Weiser Farms Dinner Raises Funds for New SoCal Grain Hub
June 28, 2015 | Rose Egelhoff
by Rose Egelhoff
The spread is irresistible. A bevy of Los Angeles star chefs has been cooking all day, using grains and produce fresh from Weiser Family Farms. A Santa Barbara winemaker portions pours small glasses of a bright, sweet white wine to accompany appetizers. Sixty-two guests mill around the barn and a long, white-clothed table, framed by rows of apple trees, has been set for dinner.
The chefs—including Brian Dunsmoor of Hatchet Hall, Cadet’s Kris Tominaga, Steve Samson from Sotto as well as Daniel Mattern, Roxana Jullapat and Travis Lett—prepare luscious ham wrapped figs. Flatbread made from the Weisers’ Sonora wheat is accompanied by Fromage Blanc and apricots, followed by tomato and cucumber salad and a boil of Santa Barbara ridgeback prawns served with sweet corn. Jeff Fischer of Habit Wine provides the wine.
This is not just a beautiful meal. The dinner, organized by Outstanding in the Field and held on Saturday, June 22, 2015 is a fundraiser for southern California’s new Grain Hub. Special guest Glenn Roberts of Anson Mills speaks about the importance of preserving and producing heirloom grains. Alex Weiser and Jon Hammond of Linda Vista Ranch, two farmers leading the local grain movement in California, show guests around the farm and share about their work growing wheat, rye and oats.
The Grain Hub started with the work of Sonoko Sakai, a noodle maker, food writer and educator (among other things), who started the organization Common Grains to promote appreciation of Japanese food and culture.
Sakai’s interest in local grains led her to Glenn Roberts at Anson Mills.
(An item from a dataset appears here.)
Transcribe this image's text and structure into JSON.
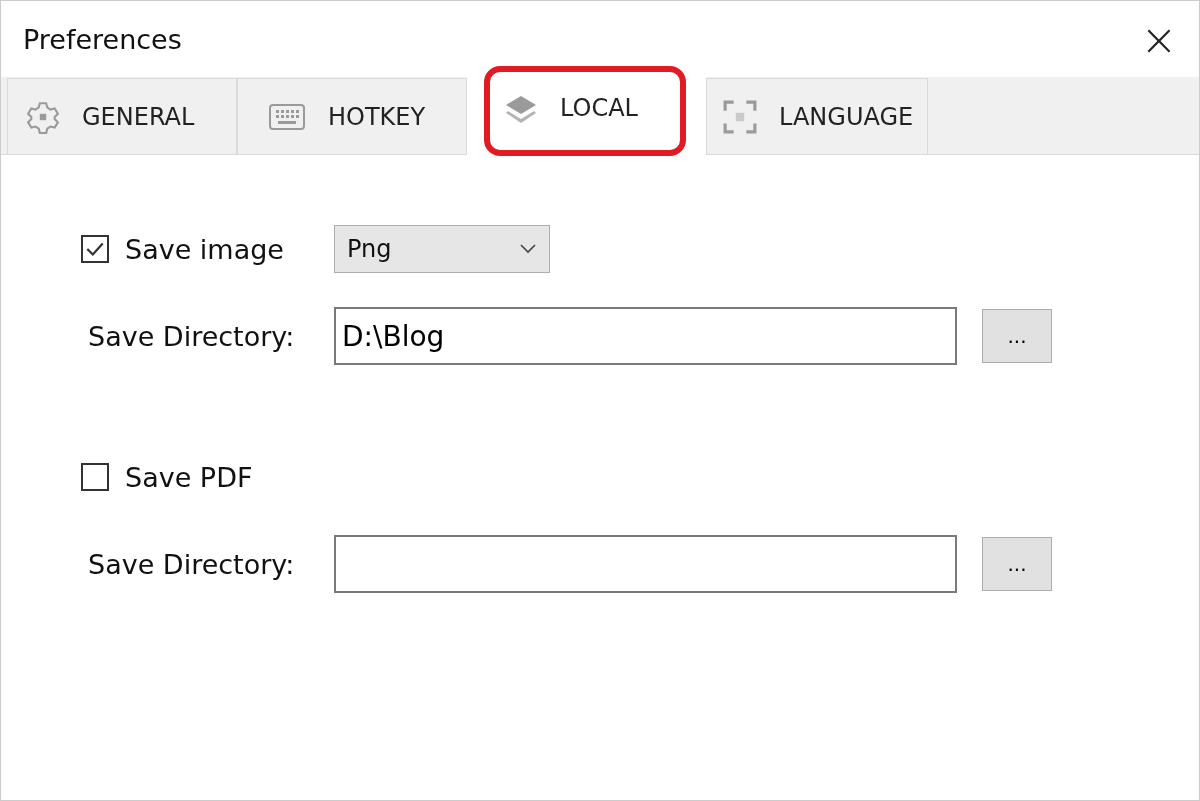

Roberts in turn donated heirloom seed that Sakai shared with interested southern California sustainable farmers—including Alex Weiser and Jon Hammond.
Hammond explains that small cereal crops like rye have been self-propagating in southern California for more than a hundred years. He is particularly interested in Tehachapi Mountain Rye, a cultivar that southern California farmers abandoned in the 20th century, but which has stubbornly continued to grow as a weed in fields and along roadsides. This tough local variety has adapted to the dry local conditions and requires only a couple inches of rain to produce a harvest.
Recent years have seen a grain renaissance across the country. While the local and sustainable food movements have focused on produce, a few select growers have brought fresh-and-local sensibility to the world of grains. Heirloom local cereal varieties—known as landrace crops—offer a well-adapted option for farmers’ local climates.
Freshly-milled local grains can also offer better flavor, according to chefs and bakers, because they include the bran and germ, which are tasty and nutritious but go rancid if stored for long periods of time
Glenn Roberts was one of the earliest heirloom grain devotees, founding Anson Mills more than 15 years ago. Southern Californians have been able to get fresh local flour only since 2013 when the urban flour mill Grist & Toll opened in Pasadena. But the Grain Hub will mean an expansion in both varieties and quantities of cereal products available.
On the Weisers’ farm, heirloom grains are just one of many crops grown. Alex Weiser rotates wheat and other cereals with carrots and his famous fingerling potatoes. The farm will also continue to produce the crops that have made them beloved among both chefs and farmers’ market shoppers, including shallots, beets, melons and little shishito peppers.
Besides crop rotation, Weiser Family Farms uses holistic practices including cover cropping and fertilizing with compost—what Alex Weiser calls “the Rolls-Royce treatment for your ground.”
As Hammond says, “the future is bright for small cereal grains.”